What is required: Pick out and copy every line below that has the word "redirected".

┌─ Data for analysis

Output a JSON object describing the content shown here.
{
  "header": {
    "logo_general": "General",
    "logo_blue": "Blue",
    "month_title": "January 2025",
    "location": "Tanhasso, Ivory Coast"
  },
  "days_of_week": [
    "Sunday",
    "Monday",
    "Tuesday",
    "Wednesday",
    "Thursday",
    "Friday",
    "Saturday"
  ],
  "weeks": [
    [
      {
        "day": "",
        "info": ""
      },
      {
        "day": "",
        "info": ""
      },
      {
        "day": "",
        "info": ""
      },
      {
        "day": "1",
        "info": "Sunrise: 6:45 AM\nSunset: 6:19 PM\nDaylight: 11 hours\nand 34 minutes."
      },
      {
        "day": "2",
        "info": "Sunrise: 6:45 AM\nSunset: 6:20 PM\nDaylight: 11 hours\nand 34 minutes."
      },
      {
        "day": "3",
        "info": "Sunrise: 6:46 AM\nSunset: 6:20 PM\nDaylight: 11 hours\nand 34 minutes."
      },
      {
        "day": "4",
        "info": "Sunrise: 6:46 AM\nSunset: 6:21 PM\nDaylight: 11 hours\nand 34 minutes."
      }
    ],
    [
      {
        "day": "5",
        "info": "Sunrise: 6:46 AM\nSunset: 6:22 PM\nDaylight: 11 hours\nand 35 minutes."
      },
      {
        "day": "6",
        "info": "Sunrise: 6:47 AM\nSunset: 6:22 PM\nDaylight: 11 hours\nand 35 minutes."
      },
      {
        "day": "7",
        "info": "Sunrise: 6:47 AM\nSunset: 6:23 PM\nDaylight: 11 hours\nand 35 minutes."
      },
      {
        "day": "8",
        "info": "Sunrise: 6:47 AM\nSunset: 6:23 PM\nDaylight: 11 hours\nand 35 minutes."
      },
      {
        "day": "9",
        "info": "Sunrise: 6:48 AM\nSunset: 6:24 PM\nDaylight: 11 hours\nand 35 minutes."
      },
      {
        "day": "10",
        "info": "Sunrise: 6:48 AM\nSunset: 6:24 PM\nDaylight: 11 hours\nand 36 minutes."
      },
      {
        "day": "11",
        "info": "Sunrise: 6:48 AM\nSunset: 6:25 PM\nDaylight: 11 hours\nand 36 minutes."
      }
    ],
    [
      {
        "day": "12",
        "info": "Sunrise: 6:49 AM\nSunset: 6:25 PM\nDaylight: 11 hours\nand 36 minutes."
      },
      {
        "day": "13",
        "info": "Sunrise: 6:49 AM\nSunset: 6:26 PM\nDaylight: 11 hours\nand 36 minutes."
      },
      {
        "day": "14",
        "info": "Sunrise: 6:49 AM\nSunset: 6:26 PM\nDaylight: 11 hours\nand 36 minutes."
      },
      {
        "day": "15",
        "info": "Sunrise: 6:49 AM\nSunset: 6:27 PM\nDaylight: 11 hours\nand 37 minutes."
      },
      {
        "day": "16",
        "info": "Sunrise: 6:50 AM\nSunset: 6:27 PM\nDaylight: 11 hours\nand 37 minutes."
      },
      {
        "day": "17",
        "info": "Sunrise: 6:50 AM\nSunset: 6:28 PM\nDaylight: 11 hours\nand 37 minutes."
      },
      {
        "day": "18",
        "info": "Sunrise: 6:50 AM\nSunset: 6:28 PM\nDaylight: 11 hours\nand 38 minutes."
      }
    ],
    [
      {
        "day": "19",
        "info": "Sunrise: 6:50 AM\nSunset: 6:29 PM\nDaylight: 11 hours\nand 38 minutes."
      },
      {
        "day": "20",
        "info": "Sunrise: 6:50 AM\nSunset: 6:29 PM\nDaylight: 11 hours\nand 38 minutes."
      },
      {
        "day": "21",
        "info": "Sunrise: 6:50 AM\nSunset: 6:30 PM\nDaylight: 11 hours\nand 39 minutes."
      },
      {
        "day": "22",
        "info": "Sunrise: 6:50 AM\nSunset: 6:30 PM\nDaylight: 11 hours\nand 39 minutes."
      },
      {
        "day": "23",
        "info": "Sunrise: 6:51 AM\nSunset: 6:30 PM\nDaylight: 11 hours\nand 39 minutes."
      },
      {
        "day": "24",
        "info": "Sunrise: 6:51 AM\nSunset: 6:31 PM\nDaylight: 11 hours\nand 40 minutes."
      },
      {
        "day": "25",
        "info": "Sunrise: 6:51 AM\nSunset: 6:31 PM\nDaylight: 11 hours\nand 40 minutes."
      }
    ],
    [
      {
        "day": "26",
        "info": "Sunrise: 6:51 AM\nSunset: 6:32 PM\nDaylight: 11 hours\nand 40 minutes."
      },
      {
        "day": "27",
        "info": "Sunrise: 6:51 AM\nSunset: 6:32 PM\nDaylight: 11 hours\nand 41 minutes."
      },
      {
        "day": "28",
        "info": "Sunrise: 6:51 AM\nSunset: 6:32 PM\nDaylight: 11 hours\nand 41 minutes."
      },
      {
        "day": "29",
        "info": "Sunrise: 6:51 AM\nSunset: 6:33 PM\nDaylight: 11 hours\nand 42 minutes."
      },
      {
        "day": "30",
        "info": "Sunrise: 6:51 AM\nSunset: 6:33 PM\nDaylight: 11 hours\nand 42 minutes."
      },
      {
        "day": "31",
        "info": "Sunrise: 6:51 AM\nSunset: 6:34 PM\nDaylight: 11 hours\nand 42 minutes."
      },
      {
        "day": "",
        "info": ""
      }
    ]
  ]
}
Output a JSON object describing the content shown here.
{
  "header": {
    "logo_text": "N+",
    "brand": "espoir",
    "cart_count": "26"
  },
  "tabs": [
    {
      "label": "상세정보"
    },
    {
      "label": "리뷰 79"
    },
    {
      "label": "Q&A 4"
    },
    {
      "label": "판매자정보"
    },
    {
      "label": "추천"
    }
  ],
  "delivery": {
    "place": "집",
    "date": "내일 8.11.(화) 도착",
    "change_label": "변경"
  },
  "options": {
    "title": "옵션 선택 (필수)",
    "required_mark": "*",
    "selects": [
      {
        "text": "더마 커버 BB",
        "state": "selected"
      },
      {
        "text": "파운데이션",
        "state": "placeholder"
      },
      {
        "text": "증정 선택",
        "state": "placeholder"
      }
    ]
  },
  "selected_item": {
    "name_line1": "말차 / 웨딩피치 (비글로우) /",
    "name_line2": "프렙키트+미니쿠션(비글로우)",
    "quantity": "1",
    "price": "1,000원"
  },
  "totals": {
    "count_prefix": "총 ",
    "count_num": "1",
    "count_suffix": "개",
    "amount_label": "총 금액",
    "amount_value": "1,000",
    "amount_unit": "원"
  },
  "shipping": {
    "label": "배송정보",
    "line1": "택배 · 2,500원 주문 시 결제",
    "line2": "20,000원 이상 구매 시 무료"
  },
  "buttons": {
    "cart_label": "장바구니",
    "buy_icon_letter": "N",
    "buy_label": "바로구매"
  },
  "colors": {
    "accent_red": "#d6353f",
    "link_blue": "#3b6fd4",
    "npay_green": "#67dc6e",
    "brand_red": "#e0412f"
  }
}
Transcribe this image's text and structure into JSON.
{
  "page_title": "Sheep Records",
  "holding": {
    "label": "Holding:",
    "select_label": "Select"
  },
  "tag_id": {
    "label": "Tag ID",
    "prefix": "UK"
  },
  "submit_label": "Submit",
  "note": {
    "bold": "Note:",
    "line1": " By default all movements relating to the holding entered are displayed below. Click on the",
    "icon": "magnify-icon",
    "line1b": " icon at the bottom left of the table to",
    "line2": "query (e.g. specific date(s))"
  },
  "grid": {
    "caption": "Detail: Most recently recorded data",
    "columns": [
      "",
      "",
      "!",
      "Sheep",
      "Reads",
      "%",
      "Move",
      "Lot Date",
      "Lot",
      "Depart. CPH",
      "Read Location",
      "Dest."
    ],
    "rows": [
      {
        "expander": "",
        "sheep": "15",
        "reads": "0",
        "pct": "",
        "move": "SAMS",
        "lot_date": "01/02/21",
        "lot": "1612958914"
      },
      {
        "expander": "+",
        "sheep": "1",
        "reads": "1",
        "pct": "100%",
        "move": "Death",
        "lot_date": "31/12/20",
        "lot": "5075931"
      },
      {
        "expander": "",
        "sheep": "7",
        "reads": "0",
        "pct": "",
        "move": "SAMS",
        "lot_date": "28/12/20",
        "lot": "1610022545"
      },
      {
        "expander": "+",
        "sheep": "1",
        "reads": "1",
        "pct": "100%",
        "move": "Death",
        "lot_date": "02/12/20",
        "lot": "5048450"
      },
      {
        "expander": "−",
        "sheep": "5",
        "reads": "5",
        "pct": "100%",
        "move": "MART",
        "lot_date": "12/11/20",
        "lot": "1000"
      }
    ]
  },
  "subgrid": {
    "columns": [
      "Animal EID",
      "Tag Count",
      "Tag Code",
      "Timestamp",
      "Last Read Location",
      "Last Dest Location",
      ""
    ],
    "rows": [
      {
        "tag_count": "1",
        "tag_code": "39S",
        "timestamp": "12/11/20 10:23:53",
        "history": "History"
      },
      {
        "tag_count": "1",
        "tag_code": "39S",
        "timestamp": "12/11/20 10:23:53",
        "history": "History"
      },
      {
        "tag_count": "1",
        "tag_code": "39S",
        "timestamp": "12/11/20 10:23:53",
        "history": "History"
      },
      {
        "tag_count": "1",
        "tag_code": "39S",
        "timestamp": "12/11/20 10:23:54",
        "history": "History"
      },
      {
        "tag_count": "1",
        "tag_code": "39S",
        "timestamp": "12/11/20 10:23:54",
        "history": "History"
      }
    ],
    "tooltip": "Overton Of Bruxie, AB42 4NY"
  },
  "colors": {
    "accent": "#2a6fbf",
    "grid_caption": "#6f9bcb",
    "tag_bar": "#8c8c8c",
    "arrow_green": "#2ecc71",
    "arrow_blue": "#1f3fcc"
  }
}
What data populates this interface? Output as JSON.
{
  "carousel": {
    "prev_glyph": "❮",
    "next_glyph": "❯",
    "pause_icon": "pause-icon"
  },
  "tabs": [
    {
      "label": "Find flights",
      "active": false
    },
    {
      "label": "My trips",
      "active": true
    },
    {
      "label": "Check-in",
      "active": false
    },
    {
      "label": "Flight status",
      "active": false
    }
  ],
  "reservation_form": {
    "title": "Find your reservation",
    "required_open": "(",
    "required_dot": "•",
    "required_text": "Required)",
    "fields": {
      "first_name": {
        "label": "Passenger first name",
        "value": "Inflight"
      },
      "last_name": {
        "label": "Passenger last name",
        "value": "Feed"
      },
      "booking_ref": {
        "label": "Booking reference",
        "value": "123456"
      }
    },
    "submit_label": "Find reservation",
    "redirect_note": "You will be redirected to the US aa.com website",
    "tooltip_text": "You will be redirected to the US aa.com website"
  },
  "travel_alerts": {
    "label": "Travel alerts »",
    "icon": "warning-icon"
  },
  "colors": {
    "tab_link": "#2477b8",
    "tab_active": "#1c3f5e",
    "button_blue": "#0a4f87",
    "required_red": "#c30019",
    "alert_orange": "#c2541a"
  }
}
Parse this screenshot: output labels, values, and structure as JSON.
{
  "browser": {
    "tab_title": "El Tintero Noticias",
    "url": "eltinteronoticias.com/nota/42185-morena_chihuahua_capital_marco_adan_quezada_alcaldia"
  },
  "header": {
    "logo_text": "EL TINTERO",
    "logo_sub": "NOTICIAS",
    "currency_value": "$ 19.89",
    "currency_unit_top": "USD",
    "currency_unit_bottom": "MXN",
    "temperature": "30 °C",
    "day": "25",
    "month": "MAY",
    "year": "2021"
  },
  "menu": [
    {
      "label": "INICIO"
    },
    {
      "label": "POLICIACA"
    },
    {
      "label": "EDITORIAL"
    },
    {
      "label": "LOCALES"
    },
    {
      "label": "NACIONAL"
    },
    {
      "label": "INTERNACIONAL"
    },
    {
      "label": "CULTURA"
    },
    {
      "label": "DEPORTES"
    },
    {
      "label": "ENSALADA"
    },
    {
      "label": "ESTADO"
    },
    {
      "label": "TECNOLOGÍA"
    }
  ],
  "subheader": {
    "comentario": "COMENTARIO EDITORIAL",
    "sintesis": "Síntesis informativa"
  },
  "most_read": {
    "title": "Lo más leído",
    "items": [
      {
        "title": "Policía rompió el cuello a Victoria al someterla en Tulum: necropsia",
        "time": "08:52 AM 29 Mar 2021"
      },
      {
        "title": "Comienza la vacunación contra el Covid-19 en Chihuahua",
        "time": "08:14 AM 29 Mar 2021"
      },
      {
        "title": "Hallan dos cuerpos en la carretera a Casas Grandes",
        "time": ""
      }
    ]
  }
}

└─

Output:
    "redirect_note": "You will be redirected to the US aa.com website",
    "tooltip_text": "You will be redirected to the US aa.com website"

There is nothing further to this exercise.